In the data below, work out how many lines include the string "title". Only the number should be given.

*** Opening of Data shown ***

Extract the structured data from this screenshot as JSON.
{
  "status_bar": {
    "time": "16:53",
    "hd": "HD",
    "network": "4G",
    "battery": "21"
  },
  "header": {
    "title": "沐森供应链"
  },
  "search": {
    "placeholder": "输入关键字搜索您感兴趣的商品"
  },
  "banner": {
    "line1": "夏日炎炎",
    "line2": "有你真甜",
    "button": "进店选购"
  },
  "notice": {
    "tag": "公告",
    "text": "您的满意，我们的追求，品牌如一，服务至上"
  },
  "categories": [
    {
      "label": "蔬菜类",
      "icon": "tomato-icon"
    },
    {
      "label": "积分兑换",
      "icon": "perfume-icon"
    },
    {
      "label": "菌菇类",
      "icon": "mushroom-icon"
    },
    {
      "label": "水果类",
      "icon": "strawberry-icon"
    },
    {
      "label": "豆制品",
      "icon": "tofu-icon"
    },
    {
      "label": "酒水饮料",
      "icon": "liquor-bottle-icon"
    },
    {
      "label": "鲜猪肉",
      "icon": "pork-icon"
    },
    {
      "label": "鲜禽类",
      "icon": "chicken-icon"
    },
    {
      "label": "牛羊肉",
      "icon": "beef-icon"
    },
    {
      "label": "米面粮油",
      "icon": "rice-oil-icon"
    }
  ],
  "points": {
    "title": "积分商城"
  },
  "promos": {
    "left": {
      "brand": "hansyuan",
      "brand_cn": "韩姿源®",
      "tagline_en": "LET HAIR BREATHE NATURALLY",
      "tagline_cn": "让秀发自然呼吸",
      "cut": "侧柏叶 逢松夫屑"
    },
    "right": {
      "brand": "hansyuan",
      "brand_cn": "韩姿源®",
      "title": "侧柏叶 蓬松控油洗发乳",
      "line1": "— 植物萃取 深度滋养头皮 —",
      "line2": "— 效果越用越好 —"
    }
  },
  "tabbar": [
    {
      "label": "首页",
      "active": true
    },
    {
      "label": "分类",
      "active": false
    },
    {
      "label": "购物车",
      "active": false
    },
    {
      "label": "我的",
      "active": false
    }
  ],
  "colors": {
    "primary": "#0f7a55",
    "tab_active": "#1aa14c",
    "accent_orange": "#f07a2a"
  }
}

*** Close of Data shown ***

## Answer to the exercise
3